Job Market Paper

  • Optimal Ownership and Firm Performance: Theory and Evidence from China's FDI Liberalization
    (with Hong Ma), 2018.
    Abstract. Multinational firms organize the global production of highly specialized inputs in the face of inefficiencies arising from contractual frictions. An open question is by how much optimal firm organization can reduce these inefficiencies. This paper provides a first quantification of the performance gains from optimal ownership within multinationals. We exploit a unique policy change in China, which liberalized its severe restrictions on foreign ownership after its WTO accession. To guide our empirical analysis, we incorporate ownership restrictions into the property-rights theory of the multinational firm. Using a large panel of Chinese manufacturing firms, we show that increased foreign ownership after the liberalization induced changes in firms' input ratios and output in line with the theory. To quantify the gains from optimal ownership restructuring, we analyze the performance of foreign-acquired firms in liberalized industries in a difference-in-differences model. By choosing suitable control groups and applying propensity score reweighting, we carefully exclude other possible explanations. We find that optimal ownership restructuring led to firm-level output gains of up to 34% after two years, which increased further over the medium term.
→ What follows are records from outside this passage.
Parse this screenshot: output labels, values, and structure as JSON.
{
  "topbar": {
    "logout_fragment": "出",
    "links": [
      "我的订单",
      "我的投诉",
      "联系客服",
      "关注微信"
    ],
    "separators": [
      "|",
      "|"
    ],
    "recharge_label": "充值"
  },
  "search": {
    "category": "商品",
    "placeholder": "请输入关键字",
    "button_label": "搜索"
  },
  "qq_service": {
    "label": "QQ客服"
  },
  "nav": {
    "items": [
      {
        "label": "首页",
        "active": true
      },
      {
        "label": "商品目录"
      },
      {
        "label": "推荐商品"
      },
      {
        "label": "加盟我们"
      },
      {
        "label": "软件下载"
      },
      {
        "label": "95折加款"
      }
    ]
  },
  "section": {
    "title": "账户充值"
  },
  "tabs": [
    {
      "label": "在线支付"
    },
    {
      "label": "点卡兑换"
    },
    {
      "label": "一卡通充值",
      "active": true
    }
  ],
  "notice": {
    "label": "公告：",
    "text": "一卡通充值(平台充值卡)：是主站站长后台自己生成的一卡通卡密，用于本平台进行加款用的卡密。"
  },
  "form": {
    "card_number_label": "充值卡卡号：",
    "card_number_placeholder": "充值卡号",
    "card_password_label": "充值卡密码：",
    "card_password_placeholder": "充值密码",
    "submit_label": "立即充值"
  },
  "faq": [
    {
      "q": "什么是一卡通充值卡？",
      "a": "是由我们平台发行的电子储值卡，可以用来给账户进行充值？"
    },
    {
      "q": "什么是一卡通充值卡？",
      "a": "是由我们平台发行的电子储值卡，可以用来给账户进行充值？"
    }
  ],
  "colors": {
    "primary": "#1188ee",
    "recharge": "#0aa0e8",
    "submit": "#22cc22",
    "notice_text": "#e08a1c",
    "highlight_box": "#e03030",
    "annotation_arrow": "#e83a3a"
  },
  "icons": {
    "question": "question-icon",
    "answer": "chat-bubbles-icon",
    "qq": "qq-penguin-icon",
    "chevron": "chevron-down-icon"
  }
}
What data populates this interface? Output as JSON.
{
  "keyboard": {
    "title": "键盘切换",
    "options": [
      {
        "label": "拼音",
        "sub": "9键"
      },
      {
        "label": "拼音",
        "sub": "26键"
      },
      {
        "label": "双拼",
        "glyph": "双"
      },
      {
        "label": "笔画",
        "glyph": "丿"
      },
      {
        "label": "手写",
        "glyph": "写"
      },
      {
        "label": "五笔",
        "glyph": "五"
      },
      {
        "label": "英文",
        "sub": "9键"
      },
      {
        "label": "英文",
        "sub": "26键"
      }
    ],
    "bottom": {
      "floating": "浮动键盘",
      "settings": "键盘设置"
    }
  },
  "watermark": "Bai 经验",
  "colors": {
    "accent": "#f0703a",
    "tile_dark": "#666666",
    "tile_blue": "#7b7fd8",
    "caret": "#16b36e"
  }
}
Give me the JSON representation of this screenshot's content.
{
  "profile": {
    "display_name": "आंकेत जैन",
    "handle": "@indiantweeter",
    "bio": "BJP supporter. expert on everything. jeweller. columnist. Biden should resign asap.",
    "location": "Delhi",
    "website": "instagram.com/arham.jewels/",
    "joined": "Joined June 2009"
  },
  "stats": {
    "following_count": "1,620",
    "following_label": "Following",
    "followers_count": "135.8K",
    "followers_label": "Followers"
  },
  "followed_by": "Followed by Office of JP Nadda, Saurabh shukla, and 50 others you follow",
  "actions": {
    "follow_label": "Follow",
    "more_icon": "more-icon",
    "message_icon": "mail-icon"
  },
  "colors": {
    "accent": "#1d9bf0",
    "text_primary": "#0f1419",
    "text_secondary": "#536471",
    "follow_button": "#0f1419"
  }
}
Working Papers


Research in Progress

  • Firm Exports, Foreign Ownership, and the Global Financial Crisis (with Marcel Smolka).

  • Globalization and Inequality (with Tom Zylkin).

  • Disrupting Multinational Firm Networks - A Butterfly Effect? (with Bohdan Kukharskyy)